(Recorded data):
__________

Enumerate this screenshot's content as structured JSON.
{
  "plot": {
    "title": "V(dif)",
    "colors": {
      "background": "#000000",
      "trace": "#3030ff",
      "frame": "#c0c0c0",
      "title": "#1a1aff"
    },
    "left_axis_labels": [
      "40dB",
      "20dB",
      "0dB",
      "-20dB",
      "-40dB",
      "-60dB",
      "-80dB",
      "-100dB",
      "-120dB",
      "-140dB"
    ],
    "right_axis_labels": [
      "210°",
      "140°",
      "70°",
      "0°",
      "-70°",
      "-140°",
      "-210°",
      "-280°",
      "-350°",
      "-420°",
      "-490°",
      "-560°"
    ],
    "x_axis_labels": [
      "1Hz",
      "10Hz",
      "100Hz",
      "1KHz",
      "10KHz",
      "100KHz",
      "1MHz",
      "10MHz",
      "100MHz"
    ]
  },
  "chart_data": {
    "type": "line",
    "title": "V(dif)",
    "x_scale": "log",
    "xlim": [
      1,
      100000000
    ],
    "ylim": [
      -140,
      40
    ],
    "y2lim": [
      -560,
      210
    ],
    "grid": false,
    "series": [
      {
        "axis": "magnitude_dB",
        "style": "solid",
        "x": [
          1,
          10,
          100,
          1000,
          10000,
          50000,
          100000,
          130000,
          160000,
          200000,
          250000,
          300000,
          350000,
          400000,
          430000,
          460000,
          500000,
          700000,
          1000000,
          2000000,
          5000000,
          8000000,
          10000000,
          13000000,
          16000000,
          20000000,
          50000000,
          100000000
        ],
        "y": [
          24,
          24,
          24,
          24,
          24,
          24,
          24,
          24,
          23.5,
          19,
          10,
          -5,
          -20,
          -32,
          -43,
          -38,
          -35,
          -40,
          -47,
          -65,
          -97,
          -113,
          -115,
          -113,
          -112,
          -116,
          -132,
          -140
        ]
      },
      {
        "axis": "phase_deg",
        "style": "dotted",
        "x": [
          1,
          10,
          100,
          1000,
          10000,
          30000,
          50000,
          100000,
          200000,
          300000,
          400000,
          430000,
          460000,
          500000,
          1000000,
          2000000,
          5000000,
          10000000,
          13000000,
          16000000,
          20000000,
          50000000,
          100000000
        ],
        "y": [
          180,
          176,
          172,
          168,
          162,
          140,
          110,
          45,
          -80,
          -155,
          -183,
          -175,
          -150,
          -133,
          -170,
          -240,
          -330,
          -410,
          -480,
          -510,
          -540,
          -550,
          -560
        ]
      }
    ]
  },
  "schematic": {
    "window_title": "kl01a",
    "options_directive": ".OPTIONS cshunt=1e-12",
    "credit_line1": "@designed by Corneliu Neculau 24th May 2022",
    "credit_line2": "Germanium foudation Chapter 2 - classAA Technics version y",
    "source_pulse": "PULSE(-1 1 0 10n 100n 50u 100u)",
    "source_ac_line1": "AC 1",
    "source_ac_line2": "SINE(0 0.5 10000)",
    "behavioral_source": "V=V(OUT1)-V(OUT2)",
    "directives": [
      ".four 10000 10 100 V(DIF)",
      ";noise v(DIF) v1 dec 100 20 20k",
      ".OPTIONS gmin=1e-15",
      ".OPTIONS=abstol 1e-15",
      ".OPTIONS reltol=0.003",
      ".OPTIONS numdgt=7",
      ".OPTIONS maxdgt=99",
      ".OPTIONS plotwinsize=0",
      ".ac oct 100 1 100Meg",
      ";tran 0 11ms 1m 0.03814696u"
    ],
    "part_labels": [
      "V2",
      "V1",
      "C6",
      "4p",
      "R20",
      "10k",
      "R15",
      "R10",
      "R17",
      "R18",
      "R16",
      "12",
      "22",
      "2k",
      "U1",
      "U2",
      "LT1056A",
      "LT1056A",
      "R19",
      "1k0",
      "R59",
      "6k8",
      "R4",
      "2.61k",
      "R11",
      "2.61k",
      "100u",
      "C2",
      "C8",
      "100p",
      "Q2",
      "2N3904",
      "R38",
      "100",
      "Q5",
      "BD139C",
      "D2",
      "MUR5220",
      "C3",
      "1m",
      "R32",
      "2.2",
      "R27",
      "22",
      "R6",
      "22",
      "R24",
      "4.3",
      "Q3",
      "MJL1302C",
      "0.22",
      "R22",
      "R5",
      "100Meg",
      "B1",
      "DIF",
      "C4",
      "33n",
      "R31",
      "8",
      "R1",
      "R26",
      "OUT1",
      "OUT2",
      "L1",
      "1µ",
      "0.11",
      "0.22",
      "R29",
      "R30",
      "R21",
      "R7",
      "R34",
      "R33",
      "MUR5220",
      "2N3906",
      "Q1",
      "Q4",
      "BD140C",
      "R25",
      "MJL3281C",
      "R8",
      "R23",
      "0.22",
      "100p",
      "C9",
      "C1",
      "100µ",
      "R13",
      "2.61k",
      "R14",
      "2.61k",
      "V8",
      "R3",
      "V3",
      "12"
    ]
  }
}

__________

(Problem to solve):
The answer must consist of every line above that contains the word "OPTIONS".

(Exercise solution):
    "options_directive": ".OPTIONS cshunt=1e-12",
      ".OPTIONS gmin=1e-15",
      ".OPTIONS=abstol 1e-15",
      ".OPTIONS reltol=0.003",
      ".OPTIONS numdgt=7",
      ".OPTIONS maxdgt=99",
      ".OPTIONS plotwinsize=0",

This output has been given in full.